Jaguar talks to the Black women who laid the foundations for the house music scene as we know it today
— JAGUAR, MIXMAG
Giving a voice to the marginalised is vital and representation is key in developing a more equal and just world. I try to push this in everything I do: with my BBC Radio 1 shows to the brands I work with and the music I play in my DJ sets.
I also understand the importance of role models. The individuals who inspire a new generation to follow in and transcend their footsteps. But when I look back at dance music history, I am struck by the blocked narratives of our uncredited pioneers, many of who are women of colour, and queer women. Their contributions were and are vital to creating the scene we have today, yet their praises go unsung.
Dance music’s foundations of inclusivity and solidarity resonate with the world now more than ever, but as an industry, it falls short. It’s no secret that the intimate world first built by LGBTQ+ communities and people of colour is now begrudgingly and overwhelmingly white, male and middle class, as are the inner workings of the music industry. As an advocate of DJs and producers who are underserved by our industry, I always do my best to bring my peers upwards and create opportunities for them. The shift in dialogue in 2020 feels optimistic, as we’re making space for everyone to come through the door and be praised for their talent, from rising star Anz, to the formidable SHERELLE, to Honey Dijon’s unknockable top-tier reign.

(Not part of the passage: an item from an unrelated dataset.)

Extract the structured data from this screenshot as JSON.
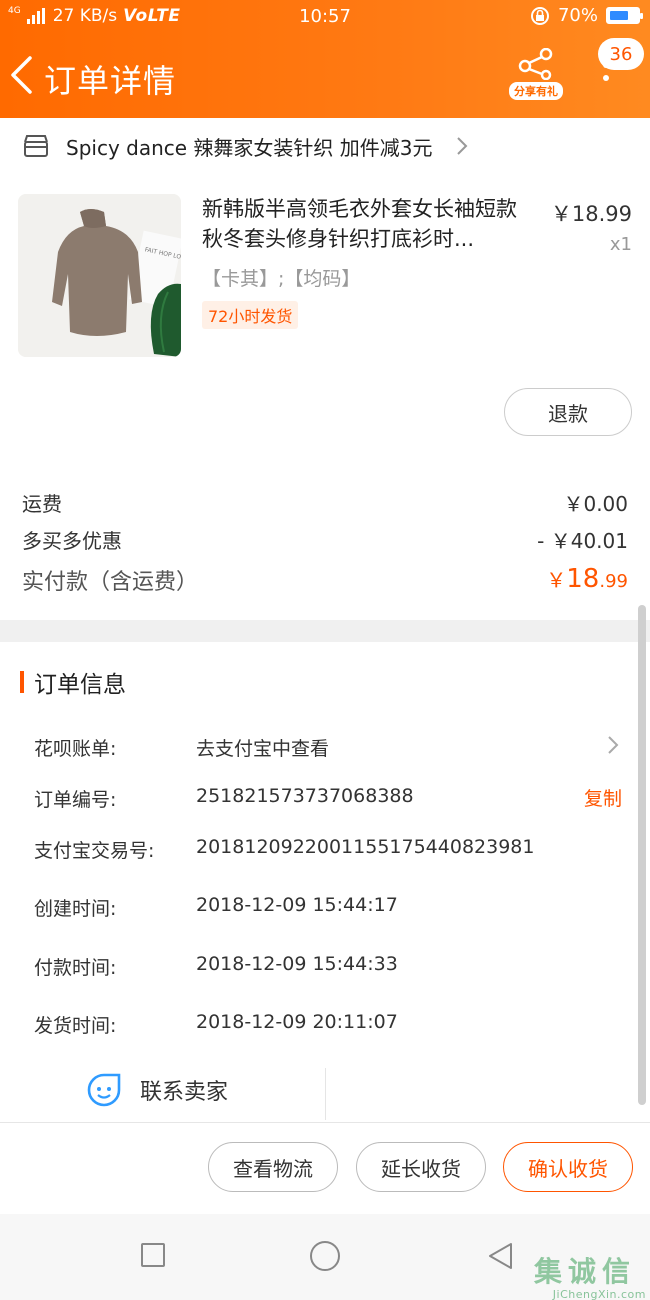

We know about electronic music’s forefathers and legends: Larry Levan, Frankie Knuckles, Marshall Jefferson, The Belleville Three, Paul Oakenfold, Danny Rampling, among others, because history (of dance music and beyond) is always told from a male perspective. But what about our foremothers? Who are they? What are their stories? And how do they fit into the narrative?
Black Lives Matter (BLM) is a decentralized political and social movement advocating for non-violent civil disobedience in protest against incidents of police brutality and all racially motivated violence against black people. The broader movement and its related organizations typically advocate against police violence towards black people, as well as for various other policy changes considered to be related to black liberation.
In July 2013, the movement began with the use of the hashtag #BlackLivesMatter on social media after the acquittal of George Zimmerman in the shooting death of African-American teen Trayvon Martin 17 months earlier, in February 2012. The movement became nationally recognized for street demonstrations following the 2014 deaths of two African Americans: Michael Brown—resulting in protests and unrest in Ferguson, Missouri, a city near St. Louis—and Eric Garner in New York City. Since the Ferguson protests, participants in the movement have demonstrated against the deaths of numerous other African Americans by police actions or while in police custody. In the summer of 2015, Black Lives Matter activists became involved in the 2016 United States presidential election. The originators of the hashtag and call to action, Alicia Garza, Patrisse Cullors, and Opal Tometi, expanded their project into a national network of over 30 local chapters between 2014 and 2016. The overall Black Lives Matter movement is a decentralized network of activists with no formal hierarchy.
Source – Black Lives Matter (Updated: 18 October 2020) Wikipedia. Available at https://en.wikipedia.org/wiki/Black_Lives_Matter, (Accessed: 19 Octobe 2020)